> **AIM OF THE EXERCISE**
These entries are to be set down again exactly.

-- DATA RECORDS follows --

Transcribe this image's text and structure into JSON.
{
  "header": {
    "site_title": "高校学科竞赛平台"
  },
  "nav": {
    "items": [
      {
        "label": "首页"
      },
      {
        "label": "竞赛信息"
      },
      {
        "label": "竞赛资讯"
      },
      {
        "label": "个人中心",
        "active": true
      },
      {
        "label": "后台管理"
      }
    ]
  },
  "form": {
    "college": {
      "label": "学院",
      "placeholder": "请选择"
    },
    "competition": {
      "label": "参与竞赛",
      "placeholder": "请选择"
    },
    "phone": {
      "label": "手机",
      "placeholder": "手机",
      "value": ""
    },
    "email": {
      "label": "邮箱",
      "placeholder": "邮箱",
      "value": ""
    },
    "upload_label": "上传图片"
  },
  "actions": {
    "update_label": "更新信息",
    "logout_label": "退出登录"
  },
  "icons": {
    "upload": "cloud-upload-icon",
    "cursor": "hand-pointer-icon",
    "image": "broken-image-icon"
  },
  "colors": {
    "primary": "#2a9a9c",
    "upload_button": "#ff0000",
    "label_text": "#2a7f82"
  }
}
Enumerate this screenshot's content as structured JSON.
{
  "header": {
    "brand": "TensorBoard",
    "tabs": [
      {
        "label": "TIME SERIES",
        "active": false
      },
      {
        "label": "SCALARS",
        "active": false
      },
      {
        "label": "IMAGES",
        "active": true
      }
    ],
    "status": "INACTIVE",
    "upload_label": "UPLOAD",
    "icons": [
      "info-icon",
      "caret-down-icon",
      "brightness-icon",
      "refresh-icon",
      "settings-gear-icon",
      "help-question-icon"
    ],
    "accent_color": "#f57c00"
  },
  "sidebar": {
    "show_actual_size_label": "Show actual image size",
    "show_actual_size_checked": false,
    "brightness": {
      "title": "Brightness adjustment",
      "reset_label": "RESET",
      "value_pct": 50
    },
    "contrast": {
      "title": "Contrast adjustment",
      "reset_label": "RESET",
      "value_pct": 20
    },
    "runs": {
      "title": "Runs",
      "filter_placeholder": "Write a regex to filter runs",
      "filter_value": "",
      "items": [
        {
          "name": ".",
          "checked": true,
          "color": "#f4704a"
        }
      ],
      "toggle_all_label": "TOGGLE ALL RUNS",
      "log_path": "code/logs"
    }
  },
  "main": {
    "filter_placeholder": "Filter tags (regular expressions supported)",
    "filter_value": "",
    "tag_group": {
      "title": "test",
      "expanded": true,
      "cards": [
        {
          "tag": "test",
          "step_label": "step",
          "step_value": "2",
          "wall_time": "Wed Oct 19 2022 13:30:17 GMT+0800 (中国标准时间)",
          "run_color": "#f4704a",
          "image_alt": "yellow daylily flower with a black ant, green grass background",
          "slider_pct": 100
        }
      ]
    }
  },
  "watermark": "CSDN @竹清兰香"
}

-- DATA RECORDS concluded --

> **REPLY**
Transcribe this image's text and structure into JSON.
{
  "header": {
    "site_title": "高校学科竞赛平台"
  },
  "nav": {
    "items": [
      {
        "label": "首页"
      },
      {
        "label": "竞赛信息"
      },
      {
        "label": "竞赛资讯"
      },
      {
        "label": "个人中心",
        "active": true
      },
      {
        "label": "后台管理"
      }
    ]
  },
  "form": {
    "college": {
      "label": "学院",
      "placeholder": "请选择"
    },
    "competition": {
      "label": "参与竞赛",
      "placeholder": "请选择"
    },
    "phone": {
      "label": "手机",
      "placeholder": "手机",
      "value": ""
    },
    "email": {
      "label": "邮箱",
      "placeholder": "邮箱",
      "value": ""
    },
    "upload_label": "上传图片"
  },
  "actions": {
    "update_label": "更新信息",
    "logout_label": "退出登录"
  },
  "icons": {
    "upload": "cloud-upload-icon",
    "cursor": "hand-pointer-icon",
    "image": "broken-image-icon"
  },
  "colors": {
    "primary": "#2a9a9c",
    "upload_button": "#ff0000",
    "label_text": "#2a7f82"
  }
}
Enumerate this screenshot's content as structured JSON.
{
  "header": {
    "brand": "TensorBoard",
    "tabs": [
      {
        "label": "TIME SERIES",
        "active": false
      },
      {
        "label": "SCALARS",
        "active": false
      },
      {
        "label": "IMAGES",
        "active": true
      }
    ],
    "status": "INACTIVE",
    "upload_label": "UPLOAD",
    "icons": [
      "info-icon",
      "caret-down-icon",
      "brightness-icon",
      "refresh-icon",
      "settings-gear-icon",
      "help-question-icon"
    ],
    "accent_color": "#f57c00"
  },
  "sidebar": {
    "show_actual_size_label": "Show actual image size",
    "show_actual_size_checked": false,
    "brightness": {
      "title": "Brightness adjustment",
      "reset_label": "RESET",
      "value_pct": 50
    },
    "contrast": {
      "title": "Contrast adjustment",
      "reset_label": "RESET",
      "value_pct": 20
    },
    "runs": {
      "title": "Runs",
      "filter_placeholder": "Write a regex to filter runs",
      "filter_value": "",
      "items": [
        {
          "name": ".",
          "checked": true,
          "color": "#f4704a"
        }
      ],
      "toggle_all_label": "TOGGLE ALL RUNS",
      "log_path": "code/logs"
    }
  },
  "main": {
    "filter_placeholder": "Filter tags (regular expressions supported)",
    "filter_value": "",
    "tag_group": {
      "title": "test",
      "expanded": true,
      "cards": [
        {
          "tag": "test",
          "step_label": "step",
          "step_value": "2",
          "wall_time": "Wed Oct 19 2022 13:30:17 GMT+0800 (中国标准时间)",
          "run_color": "#f4704a",
          "image_alt": "yellow daylily flower with a black ant, green grass background",
          "slider_pct": 100
        }
      ]
    }
  },
  "watermark": "CSDN @竹清兰香"
}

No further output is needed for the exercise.